╭─ Task data

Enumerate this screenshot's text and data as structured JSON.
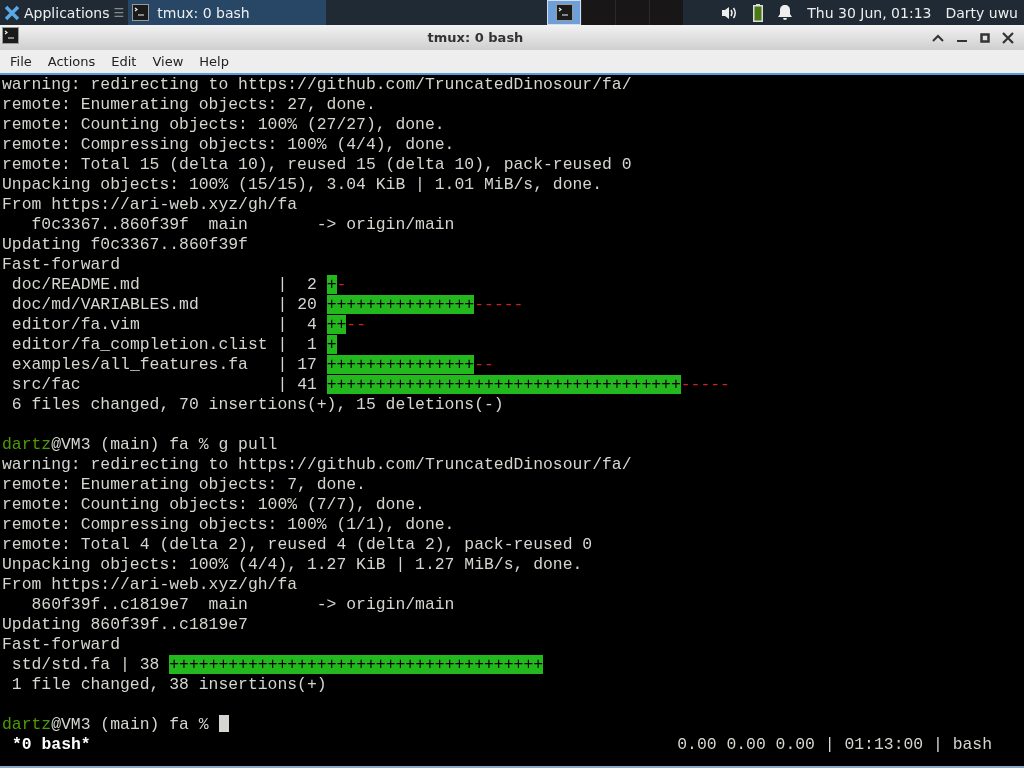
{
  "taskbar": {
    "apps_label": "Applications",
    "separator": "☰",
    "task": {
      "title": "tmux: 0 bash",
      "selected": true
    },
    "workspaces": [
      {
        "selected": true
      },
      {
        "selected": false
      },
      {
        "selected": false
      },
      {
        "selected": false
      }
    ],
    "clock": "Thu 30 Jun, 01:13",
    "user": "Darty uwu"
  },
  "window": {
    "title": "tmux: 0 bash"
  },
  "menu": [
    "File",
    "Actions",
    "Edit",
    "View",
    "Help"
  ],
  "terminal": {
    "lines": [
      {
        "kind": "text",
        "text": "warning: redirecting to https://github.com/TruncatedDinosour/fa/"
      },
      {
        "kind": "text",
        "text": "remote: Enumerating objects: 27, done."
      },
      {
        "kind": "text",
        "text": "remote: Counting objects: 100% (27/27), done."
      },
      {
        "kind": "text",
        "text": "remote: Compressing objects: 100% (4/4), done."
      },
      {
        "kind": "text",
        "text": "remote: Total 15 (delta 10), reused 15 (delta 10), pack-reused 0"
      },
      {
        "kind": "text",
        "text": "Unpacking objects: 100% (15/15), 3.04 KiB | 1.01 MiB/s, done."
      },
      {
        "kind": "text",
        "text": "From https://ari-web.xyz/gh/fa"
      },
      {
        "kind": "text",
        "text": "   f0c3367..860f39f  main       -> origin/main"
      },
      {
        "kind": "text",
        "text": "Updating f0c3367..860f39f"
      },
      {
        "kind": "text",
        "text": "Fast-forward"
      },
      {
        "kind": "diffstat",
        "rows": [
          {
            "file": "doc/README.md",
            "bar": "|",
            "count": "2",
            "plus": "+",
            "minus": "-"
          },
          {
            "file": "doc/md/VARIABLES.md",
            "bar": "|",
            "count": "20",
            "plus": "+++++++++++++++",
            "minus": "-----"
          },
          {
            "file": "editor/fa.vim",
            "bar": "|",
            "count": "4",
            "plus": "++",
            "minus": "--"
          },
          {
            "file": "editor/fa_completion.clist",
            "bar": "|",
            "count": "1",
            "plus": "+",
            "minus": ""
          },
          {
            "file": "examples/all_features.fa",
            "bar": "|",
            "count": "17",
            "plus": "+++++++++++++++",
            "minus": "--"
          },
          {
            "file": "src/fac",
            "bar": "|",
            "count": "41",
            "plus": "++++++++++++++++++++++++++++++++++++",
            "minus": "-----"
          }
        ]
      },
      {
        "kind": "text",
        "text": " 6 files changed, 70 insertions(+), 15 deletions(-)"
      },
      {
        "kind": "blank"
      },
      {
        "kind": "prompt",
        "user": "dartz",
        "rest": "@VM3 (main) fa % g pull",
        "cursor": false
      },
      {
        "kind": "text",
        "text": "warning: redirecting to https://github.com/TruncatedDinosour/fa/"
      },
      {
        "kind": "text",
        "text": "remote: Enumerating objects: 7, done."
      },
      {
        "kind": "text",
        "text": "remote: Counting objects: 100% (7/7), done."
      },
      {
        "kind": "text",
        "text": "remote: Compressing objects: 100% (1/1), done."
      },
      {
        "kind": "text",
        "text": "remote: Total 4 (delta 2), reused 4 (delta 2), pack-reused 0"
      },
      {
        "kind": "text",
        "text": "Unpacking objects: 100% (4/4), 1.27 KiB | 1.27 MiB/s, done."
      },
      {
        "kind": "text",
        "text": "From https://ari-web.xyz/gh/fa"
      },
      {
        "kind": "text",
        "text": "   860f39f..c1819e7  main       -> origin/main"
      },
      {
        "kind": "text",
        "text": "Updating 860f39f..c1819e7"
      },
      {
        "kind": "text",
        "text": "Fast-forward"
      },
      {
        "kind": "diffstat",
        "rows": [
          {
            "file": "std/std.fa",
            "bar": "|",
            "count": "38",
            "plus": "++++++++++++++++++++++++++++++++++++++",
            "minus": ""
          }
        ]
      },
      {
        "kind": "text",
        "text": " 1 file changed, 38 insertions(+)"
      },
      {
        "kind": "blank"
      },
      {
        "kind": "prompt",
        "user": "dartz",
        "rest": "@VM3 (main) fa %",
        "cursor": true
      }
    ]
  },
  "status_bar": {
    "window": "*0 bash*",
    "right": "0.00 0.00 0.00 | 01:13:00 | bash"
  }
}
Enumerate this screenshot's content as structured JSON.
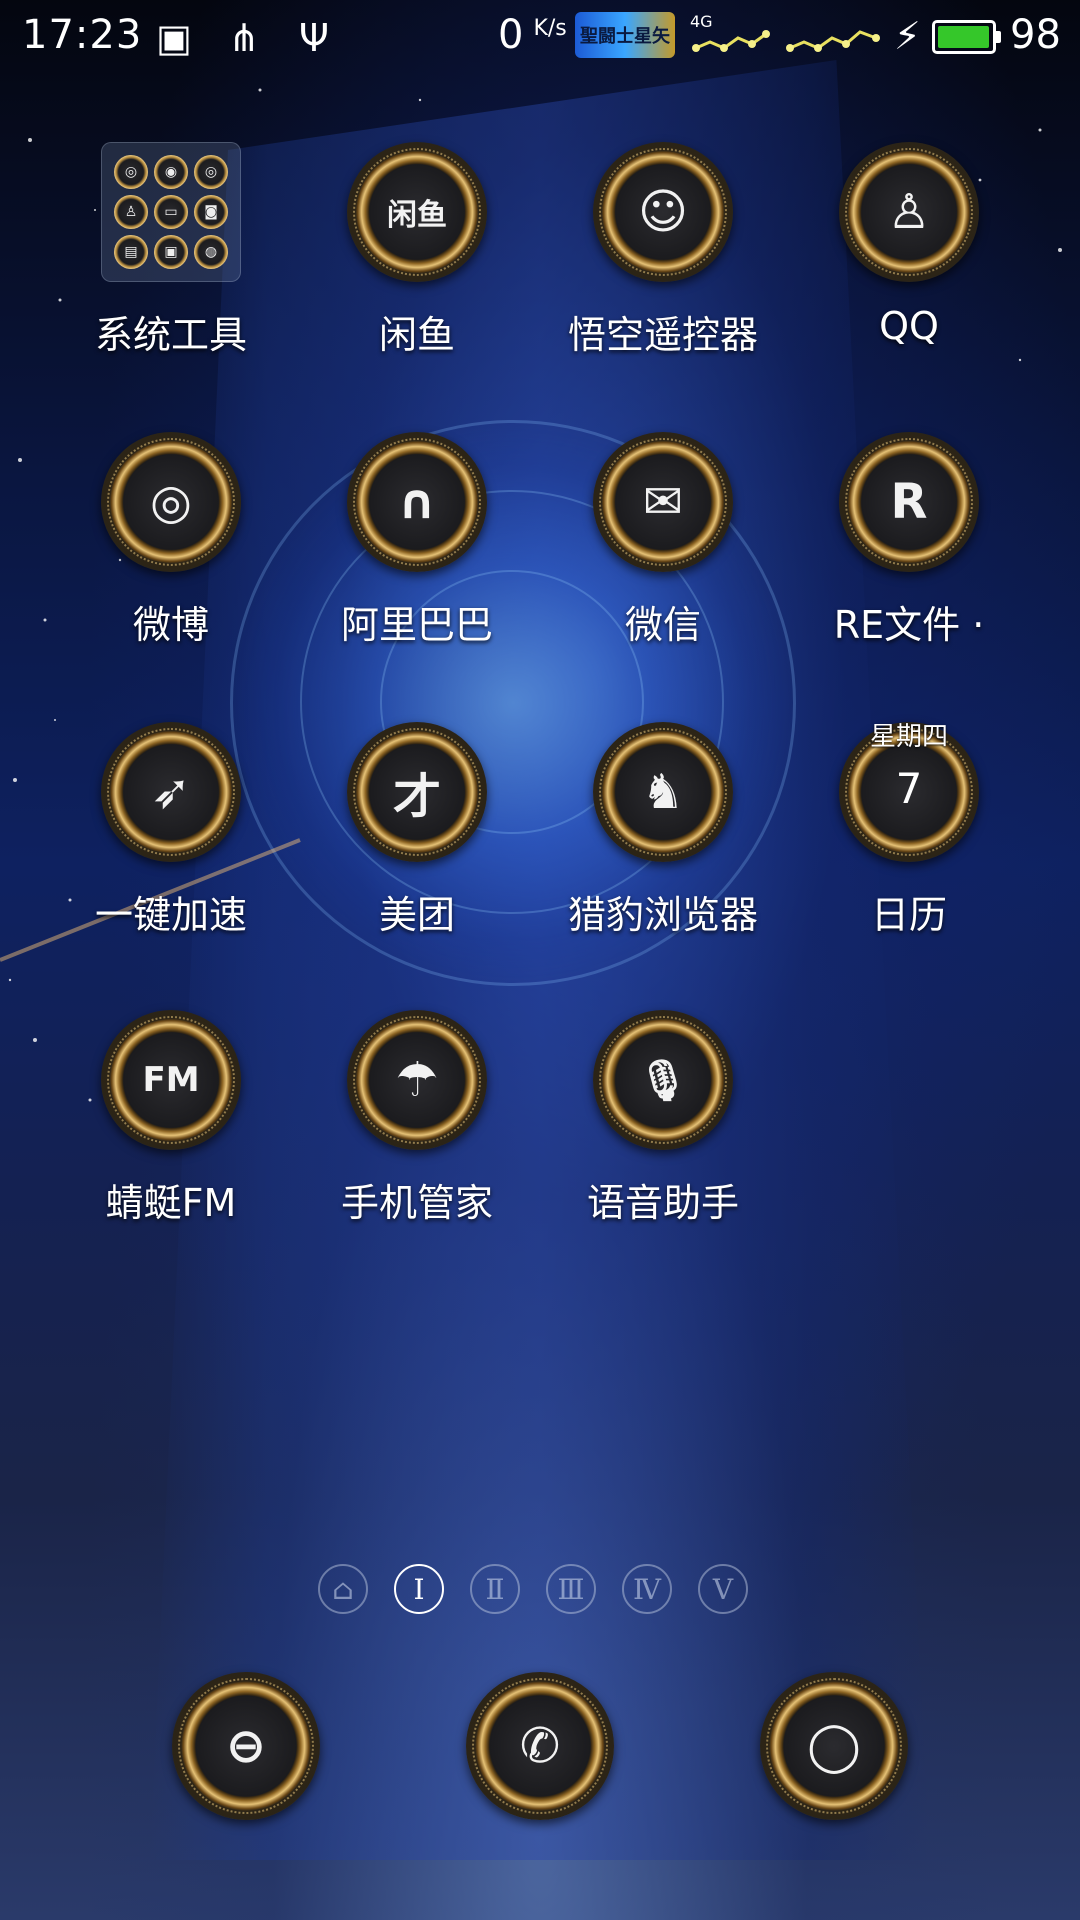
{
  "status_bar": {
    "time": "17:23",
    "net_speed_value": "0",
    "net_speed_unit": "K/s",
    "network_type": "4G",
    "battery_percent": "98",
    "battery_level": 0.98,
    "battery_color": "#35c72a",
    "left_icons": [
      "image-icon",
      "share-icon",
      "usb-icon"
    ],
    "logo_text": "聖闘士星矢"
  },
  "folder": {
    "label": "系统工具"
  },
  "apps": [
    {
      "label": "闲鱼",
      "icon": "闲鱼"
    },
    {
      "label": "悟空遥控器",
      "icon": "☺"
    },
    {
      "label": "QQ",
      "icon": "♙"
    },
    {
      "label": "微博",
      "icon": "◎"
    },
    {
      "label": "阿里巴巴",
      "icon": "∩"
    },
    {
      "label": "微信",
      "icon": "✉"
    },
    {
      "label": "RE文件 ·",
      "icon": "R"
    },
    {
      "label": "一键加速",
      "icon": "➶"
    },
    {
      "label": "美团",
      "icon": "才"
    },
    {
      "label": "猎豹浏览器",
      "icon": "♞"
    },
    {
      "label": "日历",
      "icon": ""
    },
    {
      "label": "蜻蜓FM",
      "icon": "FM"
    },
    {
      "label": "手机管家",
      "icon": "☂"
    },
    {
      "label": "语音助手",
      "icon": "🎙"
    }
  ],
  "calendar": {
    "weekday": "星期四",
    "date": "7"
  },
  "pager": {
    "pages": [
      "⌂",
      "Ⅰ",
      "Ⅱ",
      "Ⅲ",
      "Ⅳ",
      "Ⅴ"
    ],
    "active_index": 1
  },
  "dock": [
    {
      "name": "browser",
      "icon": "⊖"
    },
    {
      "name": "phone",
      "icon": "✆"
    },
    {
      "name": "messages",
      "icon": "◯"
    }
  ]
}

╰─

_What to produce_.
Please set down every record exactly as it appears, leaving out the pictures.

_Solution below_.
Enumerate this screenshot's text and data as structured JSON.
{
  "taskbar": {
    "apps_label": "Applications",
    "separator": "☰",
    "task": {
      "title": "tmux: 0 bash",
      "selected": true
    },
    "workspaces": [
      {
        "selected": true
      },
      {
        "selected": false
      },
      {
        "selected": false
      },
      {
        "selected": false
      }
    ],
    "clock": "Thu 30 Jun, 01:13",
    "user": "Darty uwu"
  },
  "window": {
    "title": "tmux: 0 bash"
  },
  "menu": [
    "File",
    "Actions",
    "Edit",
    "View",
    "Help"
  ],
  "terminal": {
    "lines": [
      {
        "kind": "text",
        "text": "warning: redirecting to https://github.com/TruncatedDinosour/fa/"
      },
      {
        "kind": "text",
        "text": "remote: Enumerating objects: 27, done."
      },
      {
        "kind": "text",
        "text": "remote: Counting objects: 100% (27/27), done."
      },
      {
        "kind": "text",
        "text": "remote: Compressing objects: 100% (4/4), done."
      },
      {
        "kind": "text",
        "text": "remote: Total 15 (delta 10), reused 15 (delta 10), pack-reused 0"
      },
      {
        "kind": "text",
        "text": "Unpacking objects: 100% (15/15), 3.04 KiB | 1.01 MiB/s, done."
      },
      {
        "kind": "text",
        "text": "From https://ari-web.xyz/gh/fa"
      },
      {
        "kind": "text",
        "text": "   f0c3367..860f39f  main       -> origin/main"
      },
      {
        "kind": "text",
        "text": "Updating f0c3367..860f39f"
      },
      {
        "kind": "text",
        "text": "Fast-forward"
      },
      {
        "kind": "diffstat",
        "rows": [
          {
            "file": "doc/README.md",
            "bar": "|",
            "count": "2",
            "plus": "+",
            "minus": "-"
          },
          {
            "file": "doc/md/VARIABLES.md",
            "bar": "|",
            "count": "20",
            "plus": "+++++++++++++++",
            "minus": "-----"
          },
          {
            "file": "editor/fa.vim",
            "bar": "|",
            "count": "4",
            "plus": "++",
            "minus": "--"
          },
          {
            "file": "editor/fa_completion.clist",
            "bar": "|",
            "count": "1",
            "plus": "+",
            "minus": ""
          },
          {
            "file": "examples/all_features.fa",
            "bar": "|",
            "count": "17",
            "plus": "+++++++++++++++",
            "minus": "--"
          },
          {
            "file": "src/fac",
            "bar": "|",
            "count": "41",
            "plus": "++++++++++++++++++++++++++++++++++++",
            "minus": "-----"
          }
        ]
      },
      {
        "kind": "text",
        "text": " 6 files changed, 70 insertions(+), 15 deletions(-)"
      },
      {
        "kind": "blank"
      },
      {
        "kind": "prompt",
        "user": "dartz",
        "rest": "@VM3 (main) fa % g pull",
        "cursor": false
      },
      {
        "kind": "text",
        "text": "warning: redirecting to https://github.com/TruncatedDinosour/fa/"
      },
      {
        "kind": "text",
        "text": "remote: Enumerating objects: 7, done."
      },
      {
        "kind": "text",
        "text": "remote: Counting objects: 100% (7/7), done."
      },
      {
        "kind": "text",
        "text": "remote: Compressing objects: 100% (1/1), done."
      },
      {
        "kind": "text",
        "text": "remote: Total 4 (delta 2), reused 4 (delta 2), pack-reused 0"
      },
      {
        "kind": "text",
        "text": "Unpacking objects: 100% (4/4), 1.27 KiB | 1.27 MiB/s, done."
      },
      {
        "kind": "text",
        "text": "From https://ari-web.xyz/gh/fa"
      },
      {
        "kind": "text",
        "text": "   860f39f..c1819e7  main       -> origin/main"
      },
      {
        "kind": "text",
        "text": "Updating 860f39f..c1819e7"
      },
      {
        "kind": "text",
        "text": "Fast-forward"
      },
      {
        "kind": "diffstat",
        "rows": [
          {
            "file": "std/std.fa",
            "bar": "|",
            "count": "38",
            "plus": "++++++++++++++++++++++++++++++++++++++",
            "minus": ""
          }
        ]
      },
      {
        "kind": "text",
        "text": " 1 file changed, 38 insertions(+)"
      },
      {
        "kind": "blank"
      },
      {
        "kind": "prompt",
        "user": "dartz",
        "rest": "@VM3 (main) fa %",
        "cursor": true
      }
    ]
  },
  "status_bar": {
    "window": "*0 bash*",
    "right": "0.00 0.00 0.00 | 01:13:00 | bash"
  }
}
Enumerate this screenshot's content as structured JSON.
{
  "status_bar": {
    "time": "17:23",
    "net_speed_value": "0",
    "net_speed_unit": "K/s",
    "network_type": "4G",
    "battery_percent": "98",
    "battery_level": 0.98,
    "battery_color": "#35c72a",
    "left_icons": [
      "image-icon",
      "share-icon",
      "usb-icon"
    ],
    "logo_text": "聖闘士星矢"
  },
  "folder": {
    "label": "系统工具"
  },
  "apps": [
    {
      "label": "闲鱼",
      "icon": "闲鱼"
    },
    {
      "label": "悟空遥控器",
      "icon": "☺"
    },
    {
      "label": "QQ",
      "icon": "♙"
    },
    {
      "label": "微博",
      "icon": "◎"
    },
    {
      "label": "阿里巴巴",
      "icon": "∩"
    },
    {
      "label": "微信",
      "icon": "✉"
    },
    {
      "label": "RE文件 ·",
      "icon": "R"
    },
    {
      "label": "一键加速",
      "icon": "➶"
    },
    {
      "label": "美团",
      "icon": "才"
    },
    {
      "label": "猎豹浏览器",
      "icon": "♞"
    },
    {
      "label": "日历",
      "icon": ""
    },
    {
      "label": "蜻蜓FM",
      "icon": "FM"
    },
    {
      "label": "手机管家",
      "icon": "☂"
    },
    {
      "label": "语音助手",
      "icon": "🎙"
    }
  ],
  "calendar": {
    "weekday": "星期四",
    "date": "7"
  },
  "pager": {
    "pages": [
      "⌂",
      "Ⅰ",
      "Ⅱ",
      "Ⅲ",
      "Ⅳ",
      "Ⅴ"
    ],
    "active_index": 1
  },
  "dock": [
    {
      "name": "browser",
      "icon": "⊖"
    },
    {
      "name": "phone",
      "icon": "✆"
    },
    {
      "name": "messages",
      "icon": "◯"
    }
  ]
}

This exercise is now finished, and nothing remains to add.